WHAT YOU WILL DO: A word-for-word repetition of all the entries is needed.

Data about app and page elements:
*** Block opens ***

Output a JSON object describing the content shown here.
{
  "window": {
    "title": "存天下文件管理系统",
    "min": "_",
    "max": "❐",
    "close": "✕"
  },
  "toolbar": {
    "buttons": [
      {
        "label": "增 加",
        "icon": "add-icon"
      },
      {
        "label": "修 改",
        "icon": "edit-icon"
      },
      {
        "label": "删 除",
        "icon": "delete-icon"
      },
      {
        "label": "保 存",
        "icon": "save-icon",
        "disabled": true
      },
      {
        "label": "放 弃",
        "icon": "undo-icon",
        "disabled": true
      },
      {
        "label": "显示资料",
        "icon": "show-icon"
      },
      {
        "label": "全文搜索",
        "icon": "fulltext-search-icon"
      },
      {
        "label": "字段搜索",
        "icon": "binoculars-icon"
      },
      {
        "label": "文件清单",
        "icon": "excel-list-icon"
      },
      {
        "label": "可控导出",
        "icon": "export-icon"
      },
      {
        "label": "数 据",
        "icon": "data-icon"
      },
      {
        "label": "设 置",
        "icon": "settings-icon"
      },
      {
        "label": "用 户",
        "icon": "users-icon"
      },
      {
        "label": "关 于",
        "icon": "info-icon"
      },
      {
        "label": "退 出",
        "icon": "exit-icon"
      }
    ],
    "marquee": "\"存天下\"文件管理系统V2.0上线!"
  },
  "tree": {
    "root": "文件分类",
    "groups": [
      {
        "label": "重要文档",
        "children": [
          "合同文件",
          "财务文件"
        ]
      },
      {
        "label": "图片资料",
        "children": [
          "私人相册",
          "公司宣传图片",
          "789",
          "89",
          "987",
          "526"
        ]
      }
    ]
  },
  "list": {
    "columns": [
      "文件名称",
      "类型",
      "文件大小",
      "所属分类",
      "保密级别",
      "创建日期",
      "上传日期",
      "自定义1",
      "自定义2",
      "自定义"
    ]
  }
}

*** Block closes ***

ANSWER FOR THE TASK:
Output a JSON object describing the content shown here.
{
  "window": {
    "title": "存天下文件管理系统",
    "min": "_",
    "max": "❐",
    "close": "✕"
  },
  "toolbar": {
    "buttons": [
      {
        "label": "增 加",
        "icon": "add-icon"
      },
      {
        "label": "修 改",
        "icon": "edit-icon"
      },
      {
        "label": "删 除",
        "icon": "delete-icon"
      },
      {
        "label": "保 存",
        "icon": "save-icon",
        "disabled": true
      },
      {
        "label": "放 弃",
        "icon": "undo-icon",
        "disabled": true
      },
      {
        "label": "显示资料",
        "icon": "show-icon"
      },
      {
        "label": "全文搜索",
        "icon": "fulltext-search-icon"
      },
      {
        "label": "字段搜索",
        "icon": "binoculars-icon"
      },
      {
        "label": "文件清单",
        "icon": "excel-list-icon"
      },
      {
        "label": "可控导出",
        "icon": "export-icon"
      },
      {
        "label": "数 据",
        "icon": "data-icon"
      },
      {
        "label": "设 置",
        "icon": "settings-icon"
      },
      {
        "label": "用 户",
        "icon": "users-icon"
      },
      {
        "label": "关 于",
        "icon": "info-icon"
      },
      {
        "label": "退 出",
        "icon": "exit-icon"
      }
    ],
    "marquee": "\"存天下\"文件管理系统V2.0上线!"
  },
  "tree": {
    "root": "文件分类",
    "groups": [
      {
        "label": "重要文档",
        "children": [
          "合同文件",
          "财务文件"
        ]
      },
      {
        "label": "图片资料",
        "children": [
          "私人相册",
          "公司宣传图片",
          "789",
          "89",
          "987",
          "526"
        ]
      }
    ]
  },
  "list": {
    "columns": [
      "文件名称",
      "类型",
      "文件大小",
      "所属分类",
      "保密级别",
      "创建日期",
      "上传日期",
      "自定义1",
      "自定义2",
      "自定义"
    ]
  }
}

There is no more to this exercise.